In the beginning, Phillip Patterson decided to write out every word in the Bible.
On empty pages, he wrote of Adam, an ark, locusts, loaves, fishes and the resurrection in his neat, looping cursive. Four years of work begat more than 2,400 pages and left a multitude of pens in its wake. Now, as he copies the last words of the last book, Mr. Patterson sees all that he has created.
And it is good.
"I hadn't counted on the fact that it would end up being beautiful," Mr. Patterson said. "Or that it would be so exhilarating. And so long."

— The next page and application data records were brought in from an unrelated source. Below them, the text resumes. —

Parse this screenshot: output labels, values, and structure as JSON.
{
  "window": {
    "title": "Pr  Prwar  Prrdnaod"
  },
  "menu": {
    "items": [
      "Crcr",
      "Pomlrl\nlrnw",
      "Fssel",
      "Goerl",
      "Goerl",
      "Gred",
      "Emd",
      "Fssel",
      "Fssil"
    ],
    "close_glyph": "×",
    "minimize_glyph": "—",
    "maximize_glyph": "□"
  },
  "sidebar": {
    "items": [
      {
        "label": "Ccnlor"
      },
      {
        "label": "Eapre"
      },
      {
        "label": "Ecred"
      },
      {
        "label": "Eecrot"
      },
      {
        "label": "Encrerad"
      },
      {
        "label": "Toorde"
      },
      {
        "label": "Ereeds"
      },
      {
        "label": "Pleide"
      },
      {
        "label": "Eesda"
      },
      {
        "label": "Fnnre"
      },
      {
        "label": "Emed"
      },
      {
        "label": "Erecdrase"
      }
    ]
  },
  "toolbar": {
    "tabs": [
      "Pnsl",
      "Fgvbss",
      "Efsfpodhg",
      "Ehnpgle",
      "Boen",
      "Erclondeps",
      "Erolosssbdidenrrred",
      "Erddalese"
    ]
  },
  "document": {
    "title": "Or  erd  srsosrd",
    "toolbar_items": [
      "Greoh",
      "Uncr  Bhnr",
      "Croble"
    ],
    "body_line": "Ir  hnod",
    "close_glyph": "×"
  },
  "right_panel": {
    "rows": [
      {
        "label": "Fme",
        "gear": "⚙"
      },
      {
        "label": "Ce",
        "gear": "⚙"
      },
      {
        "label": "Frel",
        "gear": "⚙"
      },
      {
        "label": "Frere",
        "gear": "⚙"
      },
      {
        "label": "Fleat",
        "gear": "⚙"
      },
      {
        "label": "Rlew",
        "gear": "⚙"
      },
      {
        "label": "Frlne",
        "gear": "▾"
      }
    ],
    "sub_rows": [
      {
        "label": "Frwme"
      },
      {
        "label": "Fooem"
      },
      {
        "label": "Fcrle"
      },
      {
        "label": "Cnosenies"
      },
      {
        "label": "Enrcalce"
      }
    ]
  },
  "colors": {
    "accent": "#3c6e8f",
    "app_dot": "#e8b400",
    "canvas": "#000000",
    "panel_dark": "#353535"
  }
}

Mr. Patterson, 63, might seem like an unlikely scribe for the King James version of the Bible. The retired interior designer is neither monkish nor zealous. He goes to church but has never been particularly religious. Health issues -- including AIDS and anemia -- have sent him to the hospital and slowed the work. He relies on two canes and leans on walls and furniture to get around his apartment.
But he has always been curious.
One day in 2007, his longtime partner, Mohammad, mentioned that Islam has a tradition of writing out the Quran. Mr. Patterson replied that the Bible was too long. Mohammad said, well then, Mr. Patterson should do it.
"The next day I started researching pens and pencils and paper and never looked back," he said.
Mr. Patterson began copying the first five books of the Bible, known as the Pentateuch, in 2007. He works at a wooden desk by his bed, near neatly shelved pages of his completed volumes. Fingers on his left hand track the words on a small hardcover Bible while he methodically writes with his right hand.
The Bible's exact word count depends on who is doing the tallying, but multiple sources put the King James version at around 788,000 words. Mr. Patterson used to work up to 14 hours a day on the project, though he averages around six to eight hours now that his stamina has ebbed.
"Every day as I write, I discover something new and it expands my mind more and more," he said. "Not so I can become more of a religious person, but so that I can become more of a whole person."
Mr. Patterson will finish up the final lines of the Book of Revelation during a ceremony today at his church, St. Peter's Presbyterian.